Exercise prompt =
Images aside, the whole listing should be written out word for word.

Given records =

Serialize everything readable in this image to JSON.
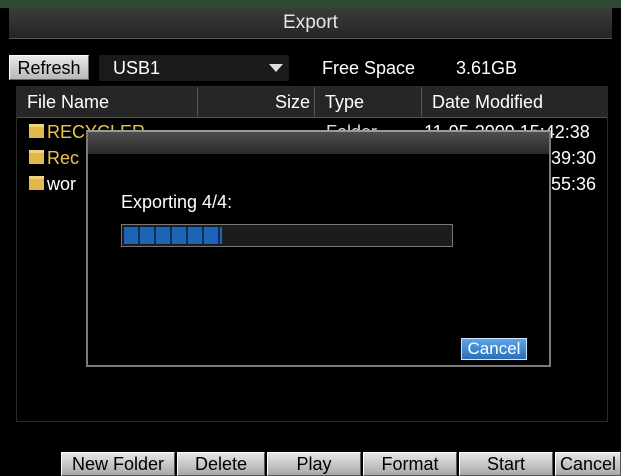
{
  "window": {
    "title": "Export"
  },
  "device": {
    "refresh_label": "Refresh",
    "selected_device": "USB1",
    "free_space_label": "Free Space",
    "free_space_value": "3.61GB"
  },
  "file_table": {
    "headers": {
      "name": "File Name",
      "size": "Size",
      "type": "Type",
      "date": "Date Modified"
    },
    "rows": [
      {
        "name": "RECYCLER",
        "type": "Folder",
        "date": "11-05-2009 15:42:38"
      },
      {
        "name": "Rec",
        "date": "39:30"
      },
      {
        "name": "wor",
        "date": "55:36"
      }
    ]
  },
  "dialog": {
    "message": "Exporting 4/4:",
    "progress": 0.3,
    "cancel_label": "Cancel"
  },
  "toolbar": {
    "new_folder": "New Folder",
    "delete": "Delete",
    "play": "Play",
    "format": "Format",
    "start": "Start",
    "cancel": "Cancel"
  }
}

Output of the exercise =
Serialize everything readable in this image to JSON.
{
  "window": {
    "title": "Export"
  },
  "device": {
    "refresh_label": "Refresh",
    "selected_device": "USB1",
    "free_space_label": "Free Space",
    "free_space_value": "3.61GB"
  },
  "file_table": {
    "headers": {
      "name": "File Name",
      "size": "Size",
      "type": "Type",
      "date": "Date Modified"
    },
    "rows": [
      {
        "name": "RECYCLER",
        "type": "Folder",
        "date": "11-05-2009 15:42:38"
      },
      {
        "name": "Rec",
        "date": "39:30"
      },
      {
        "name": "wor",
        "date": "55:36"
      }
    ]
  },
  "dialog": {
    "message": "Exporting 4/4:",
    "progress": 0.3,
    "cancel_label": "Cancel"
  },
  "toolbar": {
    "new_folder": "New Folder",
    "delete": "Delete",
    "play": "Play",
    "format": "Format",
    "start": "Start",
    "cancel": "Cancel"
  }
}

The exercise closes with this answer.